In the entries below, count every line that has the string "icon", and answer with that count alone.

(Page and application data records)
•••••
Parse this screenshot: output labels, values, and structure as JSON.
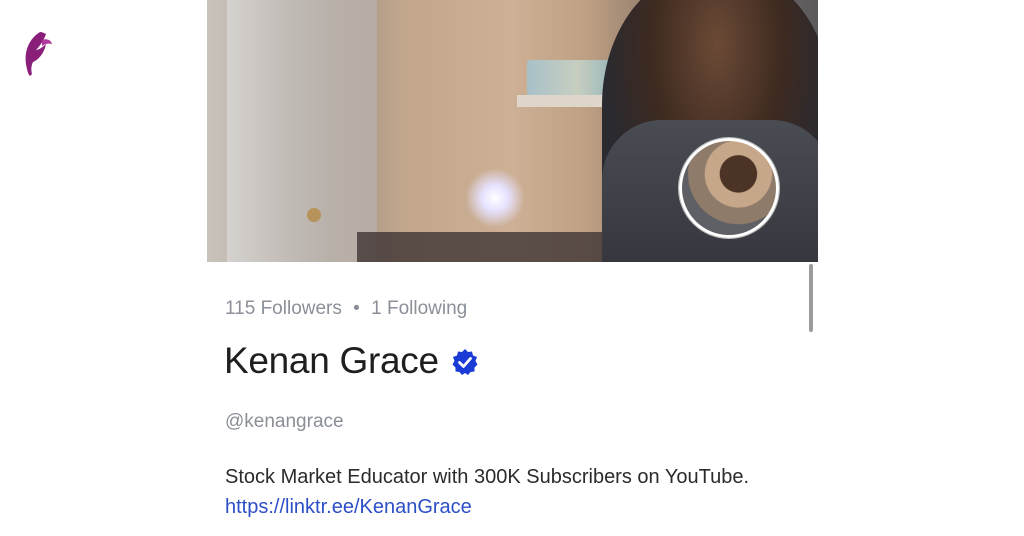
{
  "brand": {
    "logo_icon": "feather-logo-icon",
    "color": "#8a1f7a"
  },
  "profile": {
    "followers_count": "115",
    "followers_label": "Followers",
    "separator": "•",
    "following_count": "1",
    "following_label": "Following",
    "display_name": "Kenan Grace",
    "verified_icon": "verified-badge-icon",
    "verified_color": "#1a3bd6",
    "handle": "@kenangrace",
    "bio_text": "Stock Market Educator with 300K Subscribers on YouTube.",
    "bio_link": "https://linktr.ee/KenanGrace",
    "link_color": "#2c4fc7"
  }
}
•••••
RESULT OF THIS TASK: 2